__What the task asks__: Would you please copy each line below that includes the string "this"?

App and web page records
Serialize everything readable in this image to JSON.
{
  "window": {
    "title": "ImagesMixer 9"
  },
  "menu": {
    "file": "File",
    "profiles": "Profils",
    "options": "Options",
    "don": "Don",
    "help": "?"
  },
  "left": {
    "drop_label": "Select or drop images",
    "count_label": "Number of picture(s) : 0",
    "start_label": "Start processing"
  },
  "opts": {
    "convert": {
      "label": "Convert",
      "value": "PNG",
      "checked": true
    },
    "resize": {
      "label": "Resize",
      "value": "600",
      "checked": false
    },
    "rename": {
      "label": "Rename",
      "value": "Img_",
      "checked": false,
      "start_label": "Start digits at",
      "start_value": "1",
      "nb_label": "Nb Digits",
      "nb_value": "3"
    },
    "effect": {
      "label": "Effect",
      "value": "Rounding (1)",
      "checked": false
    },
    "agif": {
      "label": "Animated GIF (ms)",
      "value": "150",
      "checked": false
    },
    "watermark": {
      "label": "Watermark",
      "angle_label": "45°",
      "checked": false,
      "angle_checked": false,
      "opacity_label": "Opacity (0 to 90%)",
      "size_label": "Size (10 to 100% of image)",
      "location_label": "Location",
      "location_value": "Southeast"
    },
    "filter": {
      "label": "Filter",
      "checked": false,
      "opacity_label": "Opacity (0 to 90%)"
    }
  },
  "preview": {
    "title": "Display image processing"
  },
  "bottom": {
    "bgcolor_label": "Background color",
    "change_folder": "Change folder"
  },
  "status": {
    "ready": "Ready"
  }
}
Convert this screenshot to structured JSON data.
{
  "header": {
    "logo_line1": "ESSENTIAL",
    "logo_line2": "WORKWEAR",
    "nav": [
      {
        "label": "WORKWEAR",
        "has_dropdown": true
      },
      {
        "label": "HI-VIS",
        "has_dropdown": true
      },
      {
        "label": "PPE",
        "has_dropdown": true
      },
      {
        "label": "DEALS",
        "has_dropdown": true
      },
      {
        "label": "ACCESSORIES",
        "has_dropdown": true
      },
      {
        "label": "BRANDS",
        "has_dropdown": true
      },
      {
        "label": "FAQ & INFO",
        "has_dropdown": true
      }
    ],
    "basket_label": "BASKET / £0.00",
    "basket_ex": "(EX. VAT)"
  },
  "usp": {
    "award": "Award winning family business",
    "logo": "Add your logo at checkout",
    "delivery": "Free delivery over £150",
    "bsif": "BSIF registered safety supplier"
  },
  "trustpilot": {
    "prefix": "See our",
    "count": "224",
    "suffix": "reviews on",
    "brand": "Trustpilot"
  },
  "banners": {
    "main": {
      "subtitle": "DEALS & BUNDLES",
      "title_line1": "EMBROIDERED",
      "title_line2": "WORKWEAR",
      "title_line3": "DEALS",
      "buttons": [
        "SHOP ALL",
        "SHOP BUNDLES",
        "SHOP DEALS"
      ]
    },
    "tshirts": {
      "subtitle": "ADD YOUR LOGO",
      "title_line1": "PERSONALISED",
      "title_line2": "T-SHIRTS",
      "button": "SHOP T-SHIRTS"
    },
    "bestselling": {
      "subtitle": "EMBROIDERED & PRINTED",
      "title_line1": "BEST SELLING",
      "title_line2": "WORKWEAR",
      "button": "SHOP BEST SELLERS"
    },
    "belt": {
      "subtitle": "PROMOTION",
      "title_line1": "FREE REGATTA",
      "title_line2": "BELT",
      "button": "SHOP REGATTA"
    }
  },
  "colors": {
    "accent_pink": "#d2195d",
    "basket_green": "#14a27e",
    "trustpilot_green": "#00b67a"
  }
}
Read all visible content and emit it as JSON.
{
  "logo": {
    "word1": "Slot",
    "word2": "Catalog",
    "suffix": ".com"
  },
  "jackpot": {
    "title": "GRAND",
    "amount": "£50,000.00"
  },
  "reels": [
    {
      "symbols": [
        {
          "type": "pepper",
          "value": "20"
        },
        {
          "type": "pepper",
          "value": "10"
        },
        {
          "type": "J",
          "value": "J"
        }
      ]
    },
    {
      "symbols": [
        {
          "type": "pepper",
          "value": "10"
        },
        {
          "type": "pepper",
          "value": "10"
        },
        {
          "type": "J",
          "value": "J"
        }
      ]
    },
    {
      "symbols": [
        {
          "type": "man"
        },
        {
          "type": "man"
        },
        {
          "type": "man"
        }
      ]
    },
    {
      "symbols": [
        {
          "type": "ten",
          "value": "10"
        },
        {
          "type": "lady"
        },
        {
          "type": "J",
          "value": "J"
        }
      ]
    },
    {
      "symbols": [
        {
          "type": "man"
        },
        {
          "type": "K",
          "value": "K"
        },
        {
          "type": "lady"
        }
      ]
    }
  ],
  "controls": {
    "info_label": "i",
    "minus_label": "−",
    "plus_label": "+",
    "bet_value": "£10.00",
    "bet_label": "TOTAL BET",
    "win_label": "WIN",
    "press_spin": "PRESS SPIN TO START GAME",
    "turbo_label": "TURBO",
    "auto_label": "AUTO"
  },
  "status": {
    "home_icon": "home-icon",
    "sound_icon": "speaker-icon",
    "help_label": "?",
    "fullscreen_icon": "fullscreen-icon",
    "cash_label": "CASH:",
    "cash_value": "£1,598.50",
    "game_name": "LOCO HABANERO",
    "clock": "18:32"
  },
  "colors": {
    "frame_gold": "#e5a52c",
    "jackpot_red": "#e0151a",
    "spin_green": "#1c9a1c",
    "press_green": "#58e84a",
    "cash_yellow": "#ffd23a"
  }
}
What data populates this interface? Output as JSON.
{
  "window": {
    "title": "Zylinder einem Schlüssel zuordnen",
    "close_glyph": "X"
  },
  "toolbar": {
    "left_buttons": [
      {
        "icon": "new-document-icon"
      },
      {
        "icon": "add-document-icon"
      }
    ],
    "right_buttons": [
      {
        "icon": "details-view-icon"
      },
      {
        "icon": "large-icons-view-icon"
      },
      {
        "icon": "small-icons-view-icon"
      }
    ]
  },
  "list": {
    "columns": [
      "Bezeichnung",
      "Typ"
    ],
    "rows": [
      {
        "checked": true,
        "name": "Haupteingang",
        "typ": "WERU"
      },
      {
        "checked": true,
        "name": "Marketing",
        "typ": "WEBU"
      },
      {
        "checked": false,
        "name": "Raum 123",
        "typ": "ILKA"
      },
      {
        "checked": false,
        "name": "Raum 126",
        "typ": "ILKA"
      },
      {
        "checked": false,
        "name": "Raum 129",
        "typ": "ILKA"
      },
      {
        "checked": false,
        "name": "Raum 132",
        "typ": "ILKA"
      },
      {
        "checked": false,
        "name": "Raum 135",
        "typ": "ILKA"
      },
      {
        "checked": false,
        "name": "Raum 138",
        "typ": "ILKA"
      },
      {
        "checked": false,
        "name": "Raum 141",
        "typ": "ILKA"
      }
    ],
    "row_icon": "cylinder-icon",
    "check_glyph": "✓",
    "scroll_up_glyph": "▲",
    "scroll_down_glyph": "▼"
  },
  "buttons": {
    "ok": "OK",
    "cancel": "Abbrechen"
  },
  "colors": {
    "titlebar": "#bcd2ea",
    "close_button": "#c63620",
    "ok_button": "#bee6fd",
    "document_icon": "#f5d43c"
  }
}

__Result__:
Serialize everything readable in this image to JSON.
Convert this screenshot to structured JSON data.
What data populates this interface? Output as JSON.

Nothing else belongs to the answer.